The annual Schomburg-Moreno lecture, begun by the Latin American Studies Program at Mount Holyoke College in 1995, features a distinguished speaker in Latin American, Caribbean, or Latino(a) Studies. The series is named in honor of two Latin Americans whose lives developed at the intersections of all three communities and whose contributions to these communities, and to the larger U.S. society, are far too often ignored.

Arthur Alfonso Schomburg came to the U.S. from Puerto Rico in 1891 and is best known as the curator of the New York Public Library, a founder of the American Negro Academy in 1911, and founder of the Harlem-based Schomburg Center for Research in Black Culture. Luisa Moreno was born in Guatemala and emigrated to the U.S. from Mexico in 1928. A life-long labor organizer and activist, she was co-founder of the Congress of Spanish-Speaking Peoples in New Mexico in 1938 and later served as vice-president of the California CIO and the cannery workers' union.

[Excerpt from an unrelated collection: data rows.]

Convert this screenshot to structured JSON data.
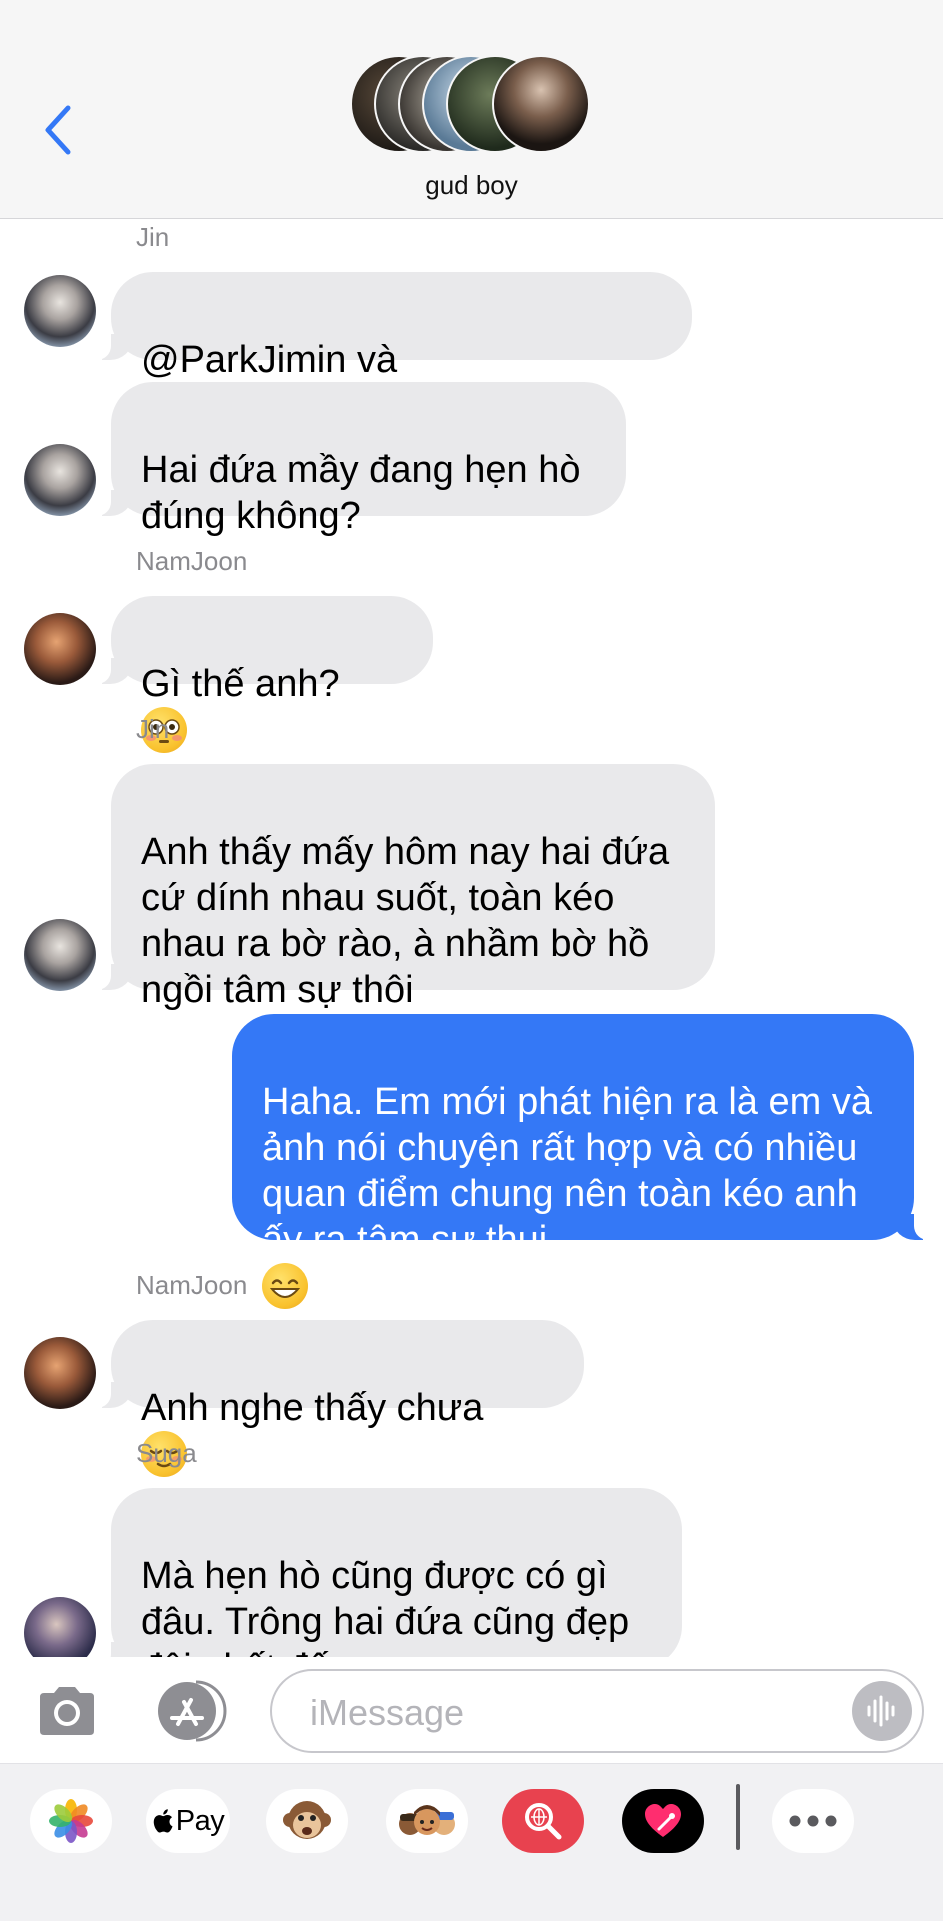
{
  "header": {
    "back_icon": "chevron-left-icon",
    "group_name": "gud boy",
    "member_avatars": [
      "member-avatar-1",
      "member-avatar-2",
      "member-avatar-3",
      "member-avatar-4",
      "member-avatar-5",
      "member-avatar-6"
    ]
  },
  "conversation": {
    "sender_jin_1": "Jin",
    "msg_jin_1": "@ParkJimin và @KimNamjoon",
    "msg_jin_2": "Hai đứa mầy đang hẹn hò\nđúng không?",
    "sender_namjoon_1": "NamJoon",
    "msg_namjoon_1": "Gì thế anh?",
    "sender_jin_2": "Jin",
    "msg_jin_3": "Anh thấy mấy hôm nay hai đứa\ncứ dính nhau suốt, toàn kéo\nnhau ra bờ rào, à nhầm bờ hồ\nngồi tâm sự thôi",
    "msg_me_1": "Haha. Em mới phát hiện ra là em và\nảnh nói chuyện rất hợp và có nhiều\nquan điểm chung nên toàn kéo anh\nấy ra tâm sự thui",
    "sender_namjoon_2": "NamJoon",
    "msg_namjoon_2": "Anh nghe thấy chưa",
    "sender_suga_1": "Suga",
    "msg_suga_1": "Mà hẹn hò cũng được có gì\nđâu. Trông hai đứa cũng đẹp\nđôi phết đấy"
  },
  "input_bar": {
    "camera_icon": "camera-icon",
    "apps_icon": "app-store-icon",
    "placeholder": "iMessage",
    "voice_icon": "audio-waveform-icon"
  },
  "app_drawer": {
    "photos": "photos-app-icon",
    "apple_pay_label": "Pay",
    "animoji": "animoji-monkey-icon",
    "memoji": "memoji-stickers-icon",
    "images_search": "images-search-icon",
    "digital_touch": "digital-touch-heart-icon",
    "more": "more-ellipsis-icon"
  },
  "colors": {
    "accent_blue": "#3478f6",
    "incoming_bubble": "#e9e9eb",
    "header_bg": "#f6f6f6",
    "drawer_bg": "#f1f1f3"
  }
}
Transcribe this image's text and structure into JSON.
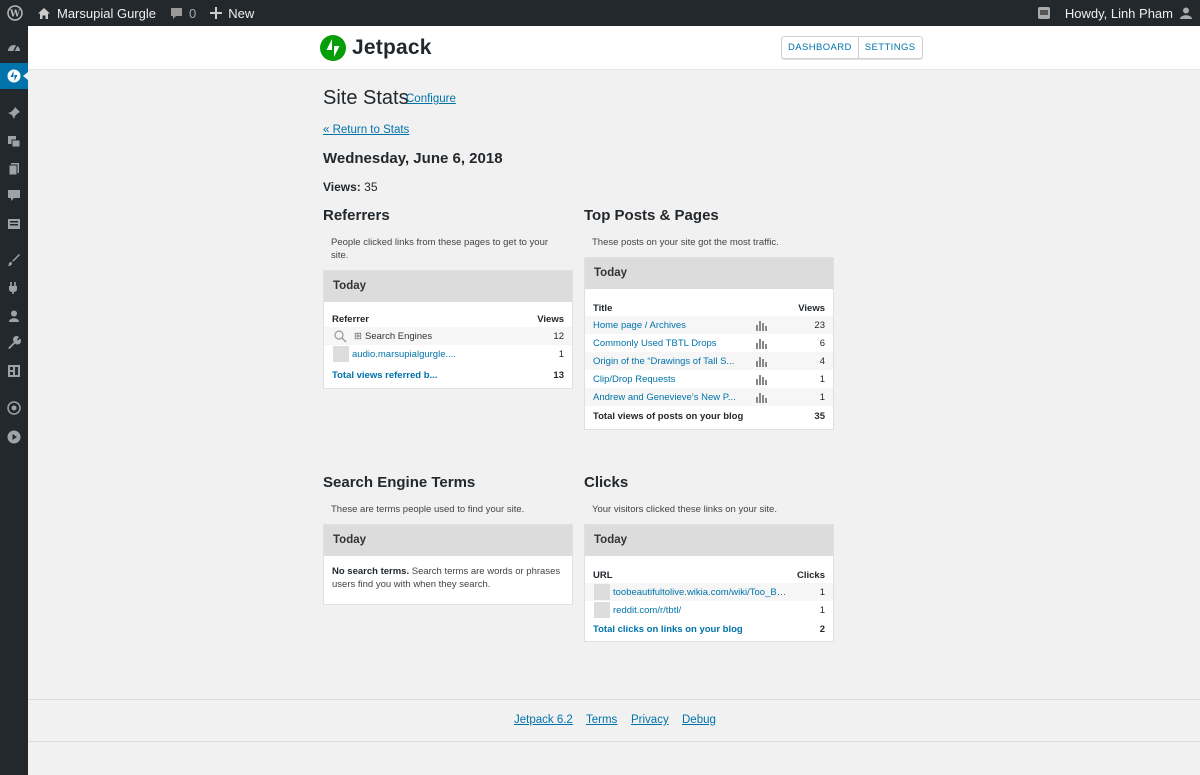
{
  "adminbar": {
    "site_name": "Marsupial Gurgle",
    "comments_count": "0",
    "new_label": "New",
    "howdy": "Howdy, Linh Pham"
  },
  "masthead": {
    "logo_text": "Jetpack",
    "nav": [
      "DASHBOARD",
      "SETTINGS"
    ]
  },
  "page": {
    "title": "Site Stats",
    "configure": "Configure",
    "return_link": "« Return to Stats",
    "date": "Wednesday, June 6, 2018",
    "views_label": "Views:",
    "views_value": "35"
  },
  "referrers": {
    "title": "Referrers",
    "description": "People clicked links from these pages to get to your site.",
    "box_title": "Today",
    "col_left": "Referrer",
    "col_right": "Views",
    "rows": [
      {
        "label": "Search Engines",
        "value": "12",
        "icon": "search-icon",
        "expand": "⊞"
      },
      {
        "label": "audio.marsupialgurgle....",
        "value": "1",
        "icon": "thumbnail"
      }
    ],
    "total_label": "Total views referred b...",
    "total_value": "13"
  },
  "top_posts": {
    "title": "Top Posts & Pages",
    "description": "These posts on your site got the most traffic.",
    "box_title": "Today",
    "col_left": "Title",
    "col_right": "Views",
    "rows": [
      {
        "label": "Home page / Archives",
        "value": "23"
      },
      {
        "label": "Commonly Used TBTL Drops",
        "value": "6"
      },
      {
        "label": "Origin of the “Drawings of Tall S...",
        "value": "4"
      },
      {
        "label": "Clip/Drop Requests",
        "value": "1"
      },
      {
        "label": "Andrew and Genevieve’s New P...",
        "value": "1"
      }
    ],
    "total_label": "Total views of posts on your blog",
    "total_value": "35"
  },
  "search_terms": {
    "title": "Search Engine Terms",
    "description": "These are terms people used to find your site.",
    "box_title": "Today",
    "empty_bold": "No search terms.",
    "empty_text": " Search terms are words or phrases users find you with when they search."
  },
  "clicks": {
    "title": "Clicks",
    "description": "Your visitors clicked these links on your site.",
    "box_title": "Today",
    "col_left": "URL",
    "col_right": "Clicks",
    "rows": [
      {
        "label": "toobeautifultolive.wikia.com/wiki/Too_Be...",
        "value": "1"
      },
      {
        "label": "reddit.com/r/tbtl/",
        "value": "1"
      }
    ],
    "total_label": "Total clicks on links on your blog",
    "total_value": "2"
  },
  "footer": {
    "version": "Jetpack 6.2",
    "terms": "Terms",
    "privacy": "Privacy",
    "debug": "Debug"
  },
  "colors": {
    "adminbar": "#23282d",
    "link": "#0073aa",
    "jetpack_green": "#069e08",
    "box_header": "#dcdcdc"
  }
}
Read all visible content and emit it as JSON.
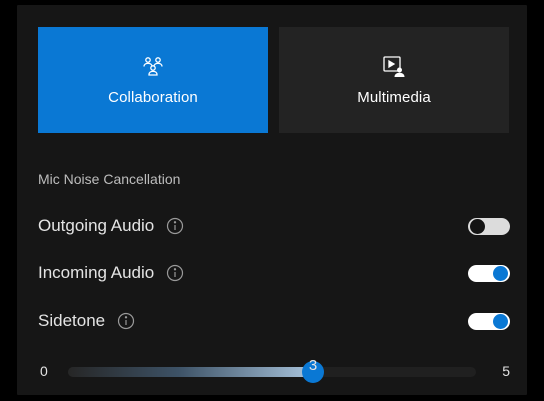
{
  "tabs": [
    {
      "label": "Collaboration",
      "icon": "collaboration-people-icon",
      "selected": true
    },
    {
      "label": "Multimedia",
      "icon": "multimedia-presenter-icon",
      "selected": false
    }
  ],
  "section_label": "Mic Noise Cancellation",
  "settings": [
    {
      "label": "Outgoing Audio",
      "icon": "info-icon",
      "enabled": false
    },
    {
      "label": "Incoming Audio",
      "icon": "info-icon",
      "enabled": true
    },
    {
      "label": "Sidetone",
      "icon": "info-icon",
      "enabled": true
    }
  ],
  "sidetone_slider": {
    "min": "0",
    "max": "5",
    "value": "3",
    "value_fraction": 0.6
  },
  "colors": {
    "accent": "#0a78d4",
    "panel": "#161616",
    "tab_inactive": "#232323"
  }
}
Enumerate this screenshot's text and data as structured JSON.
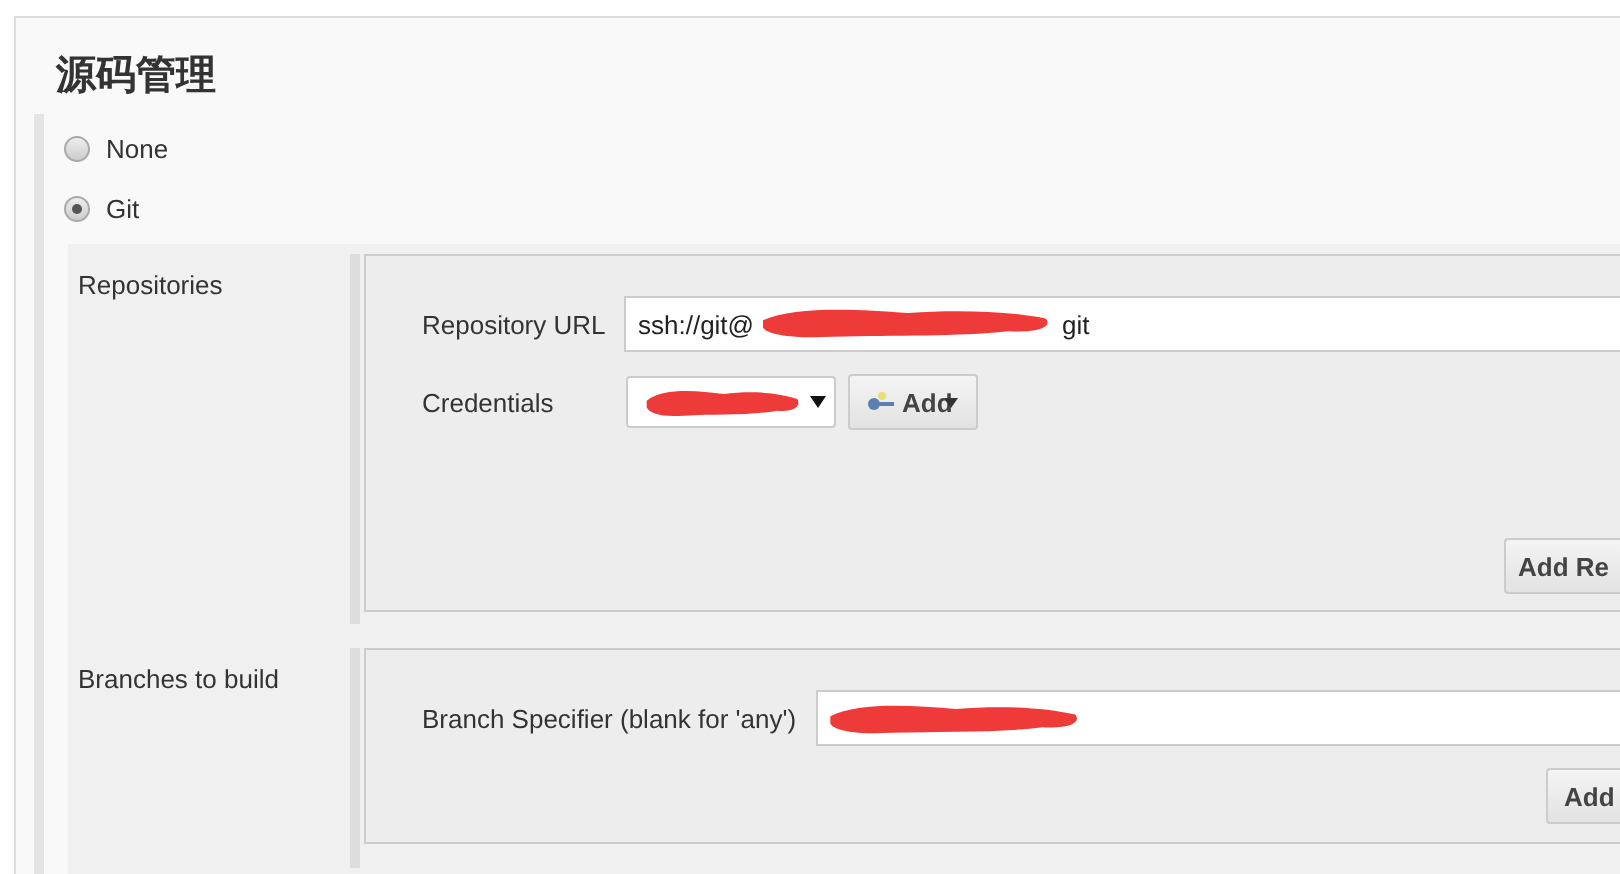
{
  "section_title": "源码管理",
  "scm_options": [
    {
      "label": "None",
      "selected": false
    },
    {
      "label": "Git",
      "selected": true
    }
  ],
  "repositories": {
    "label": "Repositories",
    "url_label": "Repository URL",
    "url_value_start": "ssh://git@",
    "url_value_end": "git",
    "url_redacted": true,
    "credentials_label": "Credentials",
    "credentials_redacted": true,
    "add_button": "Add",
    "add_repository_button": "Add Re"
  },
  "branches": {
    "label": "Branches to build",
    "specifier_label": "Branch Specifier (blank for 'any')",
    "specifier_redacted": true,
    "add_button": "Add"
  }
}
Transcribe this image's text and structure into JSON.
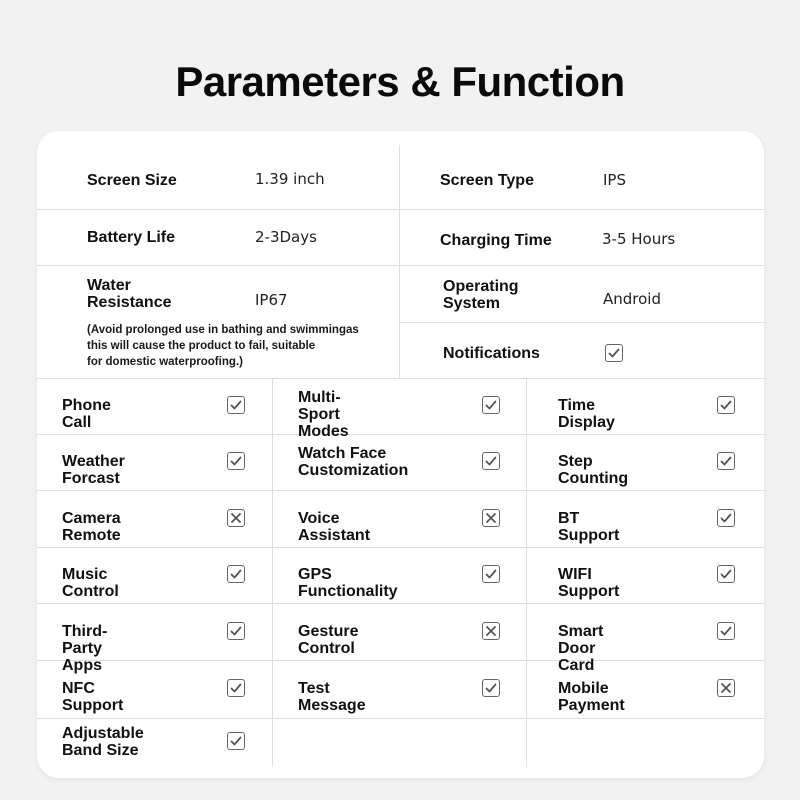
{
  "title": "Parameters & Function",
  "specs": [
    {
      "label": "Screen Size",
      "value": "1.39 inch"
    },
    {
      "label": "Screen Type",
      "value": "IPS"
    },
    {
      "label": "Battery Life",
      "value": "2-3Days"
    },
    {
      "label": "Charging Time",
      "value": "3-5 Hours"
    },
    {
      "label_line1": "Water",
      "label_line2": "Resistance",
      "value": "IP67",
      "note_line1": "(Avoid prolonged use in bathing and swimmingas",
      "note_line2": "this will cause the product to fail, suitable",
      "note_line3": "for domestic waterproofing.)"
    },
    {
      "label_line1": "Operating",
      "label_line2": "System",
      "value": "Android"
    },
    {
      "label": "Notifications",
      "status": "check-icon"
    }
  ],
  "features": [
    {
      "label": "Phone Call",
      "status": "check-icon"
    },
    {
      "label_line1": "Multi-Sport",
      "label_line2": "Modes",
      "status": "check-icon"
    },
    {
      "label": "Time Display",
      "status": "check-icon"
    },
    {
      "label": "Weather Forcast",
      "status": "check-icon"
    },
    {
      "label_line1": "Watch Face",
      "label_line2": "Customization",
      "status": "check-icon"
    },
    {
      "label": "Step Counting",
      "status": "check-icon"
    },
    {
      "label": "Camera Remote",
      "status": "cross-icon"
    },
    {
      "label": "Voice Assistant",
      "status": "cross-icon"
    },
    {
      "label": "BT Support",
      "status": "check-icon"
    },
    {
      "label": "Music Control",
      "status": "check-icon"
    },
    {
      "label": "GPS Functionality",
      "status": "check-icon"
    },
    {
      "label": "WIFI Support",
      "status": "check-icon"
    },
    {
      "label": "Third-Party Apps",
      "status": "check-icon"
    },
    {
      "label": "Gesture Control",
      "status": "cross-icon"
    },
    {
      "label": "Smart Door Card",
      "status": "check-icon"
    },
    {
      "label": "NFC Support",
      "status": "check-icon"
    },
    {
      "label": "Test Message",
      "status": "check-icon"
    },
    {
      "label": "Mobile Payment",
      "status": "cross-icon"
    },
    {
      "label_line1": "Adjustable",
      "label_line2": "Band Size",
      "status": "check-icon"
    }
  ]
}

Past Lectures

November 9, 2000
Felix M. Padilla
Visiting Professor of American Studies
Yale University
Founder of  Libros, Encouraging Cultural Literacy: Cultural Literacy For Children: Implications For Educators, Parents, College Students, and Other Mento

March 29, 1999
Stuart B. Schwartz
George Burton Adams Professor of History
Yale University
Hispanic Doubts and American Dreams: The Roots of Toleration in Early Modern Latin America

March 2, 1998
Sonia Alvarez, Associate Professor of Politics
University of California at Santa Cruz
Advocating Feminism: The Latin American Feminist NGO 'Boom'

February 20, 1997
Jonathan Fox, Associate Professor of Latin American and Latino Studies
University of California at Santa Cruz
How Does Civil Society Thicken? Lessons from Rural Mexico

April 4, 1996
Arturo Madrid, Norine R. and T. Frank Murchison Distinguished Professor of the Humanities
Trinity University, San Antonio, Texas
Juntos y Revueltos: The U.S. Latino Population at the End of the Twentieth Century

April 10, 1995
Edna Acosta-Belén
Distinguished Service Professor of Latin American and Caribbean Studies and Women's Studies
University at Albany, SUNY
Revisiting the Concept of Nuestra América in Latino(a) and Latin American Studies